Your goal -> Copy every line below where the string "label" is found.
[Opening Data provided section]
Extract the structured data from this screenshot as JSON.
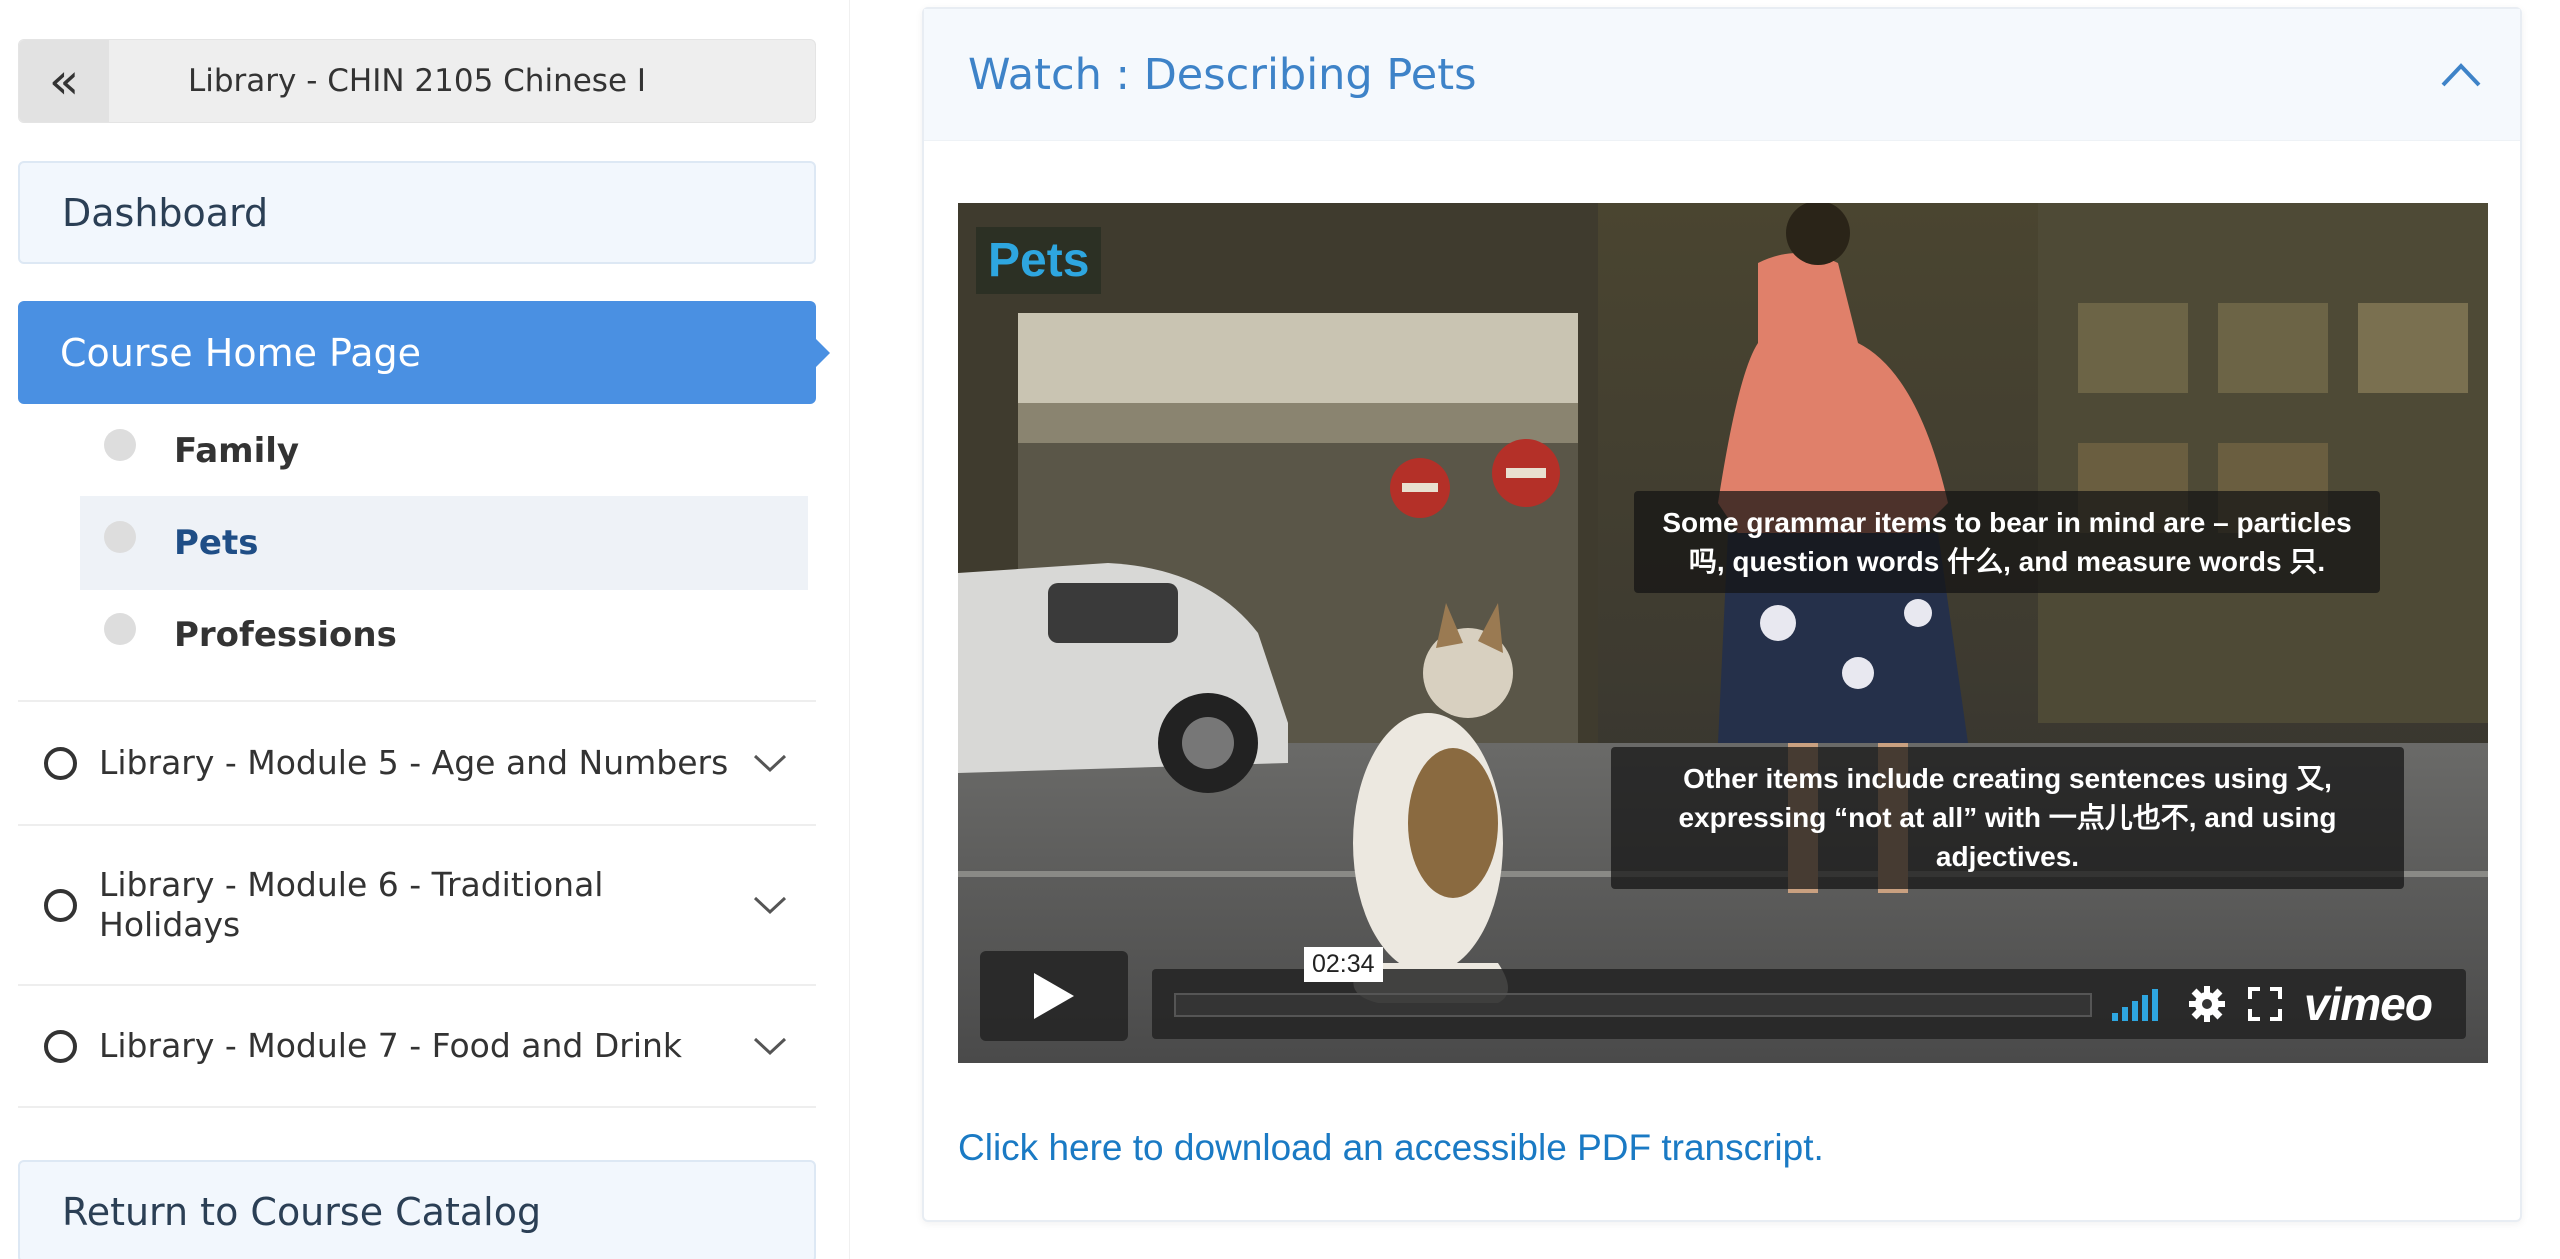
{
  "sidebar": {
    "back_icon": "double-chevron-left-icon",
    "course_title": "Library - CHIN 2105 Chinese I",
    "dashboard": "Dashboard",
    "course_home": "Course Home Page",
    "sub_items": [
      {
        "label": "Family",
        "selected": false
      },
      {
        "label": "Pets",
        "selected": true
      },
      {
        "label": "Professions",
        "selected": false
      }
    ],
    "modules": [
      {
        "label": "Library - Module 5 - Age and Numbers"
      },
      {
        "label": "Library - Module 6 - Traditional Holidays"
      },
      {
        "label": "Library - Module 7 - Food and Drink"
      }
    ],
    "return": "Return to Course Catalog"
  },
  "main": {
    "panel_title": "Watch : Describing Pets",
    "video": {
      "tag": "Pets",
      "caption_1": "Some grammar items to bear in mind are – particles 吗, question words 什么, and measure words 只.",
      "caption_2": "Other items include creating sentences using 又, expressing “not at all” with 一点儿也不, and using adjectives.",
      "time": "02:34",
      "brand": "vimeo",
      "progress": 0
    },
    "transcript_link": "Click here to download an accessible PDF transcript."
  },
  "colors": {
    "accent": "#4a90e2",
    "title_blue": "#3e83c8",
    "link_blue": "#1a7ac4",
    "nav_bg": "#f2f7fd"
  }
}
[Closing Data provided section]
Answer to this problem ->
        "label": "Family",
        "label": "Pets",
        "label": "Professions",
        "label": "Library - Module 5 - Age and Numbers"
        "label": "Library - Module 6 - Traditional Holidays"
        "label": "Library - Module 7 - Food and Drink"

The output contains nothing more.